[Records for the exercise]
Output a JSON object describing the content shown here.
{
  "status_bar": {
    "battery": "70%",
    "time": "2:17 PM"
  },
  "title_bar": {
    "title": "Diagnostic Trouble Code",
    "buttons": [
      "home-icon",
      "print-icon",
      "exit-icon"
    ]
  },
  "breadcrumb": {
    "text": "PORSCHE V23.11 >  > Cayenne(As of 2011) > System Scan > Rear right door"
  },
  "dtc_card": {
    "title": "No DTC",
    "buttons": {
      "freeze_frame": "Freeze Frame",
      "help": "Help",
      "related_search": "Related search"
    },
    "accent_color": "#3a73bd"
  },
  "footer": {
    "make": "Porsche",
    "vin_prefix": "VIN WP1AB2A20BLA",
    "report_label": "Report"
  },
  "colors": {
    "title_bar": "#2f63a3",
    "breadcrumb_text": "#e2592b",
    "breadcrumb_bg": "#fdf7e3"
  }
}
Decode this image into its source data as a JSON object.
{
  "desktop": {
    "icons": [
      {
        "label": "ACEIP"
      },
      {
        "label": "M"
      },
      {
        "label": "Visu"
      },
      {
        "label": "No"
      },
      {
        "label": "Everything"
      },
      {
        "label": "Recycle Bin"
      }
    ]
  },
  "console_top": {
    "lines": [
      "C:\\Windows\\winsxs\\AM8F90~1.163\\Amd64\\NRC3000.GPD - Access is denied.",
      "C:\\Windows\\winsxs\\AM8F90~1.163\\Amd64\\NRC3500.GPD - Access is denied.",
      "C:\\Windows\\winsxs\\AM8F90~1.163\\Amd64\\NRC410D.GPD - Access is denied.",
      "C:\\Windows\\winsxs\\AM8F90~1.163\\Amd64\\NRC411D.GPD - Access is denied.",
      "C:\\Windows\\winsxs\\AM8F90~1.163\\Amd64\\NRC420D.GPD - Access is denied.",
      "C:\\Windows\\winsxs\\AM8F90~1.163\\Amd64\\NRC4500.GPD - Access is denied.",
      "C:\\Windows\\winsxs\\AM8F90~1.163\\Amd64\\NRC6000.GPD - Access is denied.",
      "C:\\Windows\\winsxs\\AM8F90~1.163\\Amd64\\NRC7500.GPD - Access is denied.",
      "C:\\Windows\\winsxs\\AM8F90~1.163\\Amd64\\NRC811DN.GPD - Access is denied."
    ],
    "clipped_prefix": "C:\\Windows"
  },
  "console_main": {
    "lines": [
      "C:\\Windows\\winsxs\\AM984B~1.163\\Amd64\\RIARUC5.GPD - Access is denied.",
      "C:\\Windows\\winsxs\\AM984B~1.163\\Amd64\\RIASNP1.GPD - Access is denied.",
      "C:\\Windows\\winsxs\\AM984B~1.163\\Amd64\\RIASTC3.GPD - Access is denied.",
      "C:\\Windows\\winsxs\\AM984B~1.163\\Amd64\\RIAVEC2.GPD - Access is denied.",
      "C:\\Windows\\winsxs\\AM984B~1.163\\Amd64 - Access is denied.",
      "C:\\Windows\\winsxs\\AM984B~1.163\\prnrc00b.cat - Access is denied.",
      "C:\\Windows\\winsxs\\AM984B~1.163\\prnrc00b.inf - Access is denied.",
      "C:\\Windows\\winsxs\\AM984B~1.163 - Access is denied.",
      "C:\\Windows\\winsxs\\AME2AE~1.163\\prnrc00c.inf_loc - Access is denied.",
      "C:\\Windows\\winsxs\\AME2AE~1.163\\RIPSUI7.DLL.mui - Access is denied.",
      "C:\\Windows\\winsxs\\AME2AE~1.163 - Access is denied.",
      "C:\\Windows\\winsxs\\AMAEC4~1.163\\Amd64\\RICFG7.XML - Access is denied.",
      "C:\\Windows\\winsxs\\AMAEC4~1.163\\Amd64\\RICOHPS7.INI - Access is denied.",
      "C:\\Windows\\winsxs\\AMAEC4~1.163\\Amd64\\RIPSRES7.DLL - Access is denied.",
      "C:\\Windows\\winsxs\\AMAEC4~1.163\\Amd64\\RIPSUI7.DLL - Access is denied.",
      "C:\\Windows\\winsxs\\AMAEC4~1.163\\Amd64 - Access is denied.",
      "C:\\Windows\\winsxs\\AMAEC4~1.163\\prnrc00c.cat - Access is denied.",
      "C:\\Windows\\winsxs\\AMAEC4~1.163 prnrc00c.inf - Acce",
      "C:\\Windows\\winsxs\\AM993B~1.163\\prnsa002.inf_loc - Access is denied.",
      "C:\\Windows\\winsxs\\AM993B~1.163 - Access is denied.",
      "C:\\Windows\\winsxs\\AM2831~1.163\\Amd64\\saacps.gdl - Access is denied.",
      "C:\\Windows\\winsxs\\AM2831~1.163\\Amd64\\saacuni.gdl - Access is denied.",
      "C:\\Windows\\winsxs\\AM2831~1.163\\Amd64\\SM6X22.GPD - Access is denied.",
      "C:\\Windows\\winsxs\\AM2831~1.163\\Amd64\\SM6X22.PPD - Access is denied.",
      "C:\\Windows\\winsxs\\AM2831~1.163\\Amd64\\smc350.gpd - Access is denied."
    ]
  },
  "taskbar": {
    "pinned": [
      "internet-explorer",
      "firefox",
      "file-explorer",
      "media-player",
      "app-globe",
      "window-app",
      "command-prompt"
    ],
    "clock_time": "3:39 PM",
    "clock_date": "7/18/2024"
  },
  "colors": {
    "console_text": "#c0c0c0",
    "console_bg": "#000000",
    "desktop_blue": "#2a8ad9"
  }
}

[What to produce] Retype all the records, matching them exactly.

[Expected answer]
Output a JSON object describing the content shown here.
{
  "status_bar": {
    "battery": "70%",
    "time": "2:17 PM"
  },
  "title_bar": {
    "title": "Diagnostic Trouble Code",
    "buttons": [
      "home-icon",
      "print-icon",
      "exit-icon"
    ]
  },
  "breadcrumb": {
    "text": "PORSCHE V23.11 >  > Cayenne(As of 2011) > System Scan > Rear right door"
  },
  "dtc_card": {
    "title": "No DTC",
    "buttons": {
      "freeze_frame": "Freeze Frame",
      "help": "Help",
      "related_search": "Related search"
    },
    "accent_color": "#3a73bd"
  },
  "footer": {
    "make": "Porsche",
    "vin_prefix": "VIN WP1AB2A20BLA",
    "report_label": "Report"
  },
  "colors": {
    "title_bar": "#2f63a3",
    "breadcrumb_text": "#e2592b",
    "breadcrumb_bg": "#fdf7e3"
  }
}
Decode this image into its source data as a JSON object.
{
  "desktop": {
    "icons": [
      {
        "label": "ACEIP"
      },
      {
        "label": "M"
      },
      {
        "label": "Visu"
      },
      {
        "label": "No"
      },
      {
        "label": "Everything"
      },
      {
        "label": "Recycle Bin"
      }
    ]
  },
  "console_top": {
    "lines": [
      "C:\\Windows\\winsxs\\AM8F90~1.163\\Amd64\\NRC3000.GPD - Access is denied.",
      "C:\\Windows\\winsxs\\AM8F90~1.163\\Amd64\\NRC3500.GPD - Access is denied.",
      "C:\\Windows\\winsxs\\AM8F90~1.163\\Amd64\\NRC410D.GPD - Access is denied.",
      "C:\\Windows\\winsxs\\AM8F90~1.163\\Amd64\\NRC411D.GPD - Access is denied.",
      "C:\\Windows\\winsxs\\AM8F90~1.163\\Amd64\\NRC420D.GPD - Access is denied.",
      "C:\\Windows\\winsxs\\AM8F90~1.163\\Amd64\\NRC4500.GPD - Access is denied.",
      "C:\\Windows\\winsxs\\AM8F90~1.163\\Amd64\\NRC6000.GPD - Access is denied.",
      "C:\\Windows\\winsxs\\AM8F90~1.163\\Amd64\\NRC7500.GPD - Access is denied.",
      "C:\\Windows\\winsxs\\AM8F90~1.163\\Amd64\\NRC811DN.GPD - Access is denied."
    ],
    "clipped_prefix": "C:\\Windows"
  },
  "console_main": {
    "lines": [
      "C:\\Windows\\winsxs\\AM984B~1.163\\Amd64\\RIARUC5.GPD - Access is denied.",
      "C:\\Windows\\winsxs\\AM984B~1.163\\Amd64\\RIASNP1.GPD - Access is denied.",
      "C:\\Windows\\winsxs\\AM984B~1.163\\Amd64\\RIASTC3.GPD - Access is denied.",
      "C:\\Windows\\winsxs\\AM984B~1.163\\Amd64\\RIAVEC2.GPD - Access is denied.",
      "C:\\Windows\\winsxs\\AM984B~1.163\\Amd64 - Access is denied.",
      "C:\\Windows\\winsxs\\AM984B~1.163\\prnrc00b.cat - Access is denied.",
      "C:\\Windows\\winsxs\\AM984B~1.163\\prnrc00b.inf - Access is denied.",
      "C:\\Windows\\winsxs\\AM984B~1.163 - Access is denied.",
      "C:\\Windows\\winsxs\\AME2AE~1.163\\prnrc00c.inf_loc - Access is denied.",
      "C:\\Windows\\winsxs\\AME2AE~1.163\\RIPSUI7.DLL.mui - Access is denied.",
      "C:\\Windows\\winsxs\\AME2AE~1.163 - Access is denied.",
      "C:\\Windows\\winsxs\\AMAEC4~1.163\\Amd64\\RICFG7.XML - Access is denied.",
      "C:\\Windows\\winsxs\\AMAEC4~1.163\\Amd64\\RICOHPS7.INI - Access is denied.",
      "C:\\Windows\\winsxs\\AMAEC4~1.163\\Amd64\\RIPSRES7.DLL - Access is denied.",
      "C:\\Windows\\winsxs\\AMAEC4~1.163\\Amd64\\RIPSUI7.DLL - Access is denied.",
      "C:\\Windows\\winsxs\\AMAEC4~1.163\\Amd64 - Access is denied.",
      "C:\\Windows\\winsxs\\AMAEC4~1.163\\prnrc00c.cat - Access is denied.",
      "C:\\Windows\\winsxs\\AMAEC4~1.163 prnrc00c.inf - Acce",
      "C:\\Windows\\winsxs\\AM993B~1.163\\prnsa002.inf_loc - Access is denied.",
      "C:\\Windows\\winsxs\\AM993B~1.163 - Access is denied.",
      "C:\\Windows\\winsxs\\AM2831~1.163\\Amd64\\saacps.gdl - Access is denied.",
      "C:\\Windows\\winsxs\\AM2831~1.163\\Amd64\\saacuni.gdl - Access is denied.",
      "C:\\Windows\\winsxs\\AM2831~1.163\\Amd64\\SM6X22.GPD - Access is denied.",
      "C:\\Windows\\winsxs\\AM2831~1.163\\Amd64\\SM6X22.PPD - Access is denied.",
      "C:\\Windows\\winsxs\\AM2831~1.163\\Amd64\\smc350.gpd - Access is denied."
    ]
  },
  "taskbar": {
    "pinned": [
      "internet-explorer",
      "firefox",
      "file-explorer",
      "media-player",
      "app-globe",
      "window-app",
      "command-prompt"
    ],
    "clock_time": "3:39 PM",
    "clock_date": "7/18/2024"
  },
  "colors": {
    "console_text": "#c0c0c0",
    "console_bg": "#000000",
    "desktop_blue": "#2a8ad9"
  }
}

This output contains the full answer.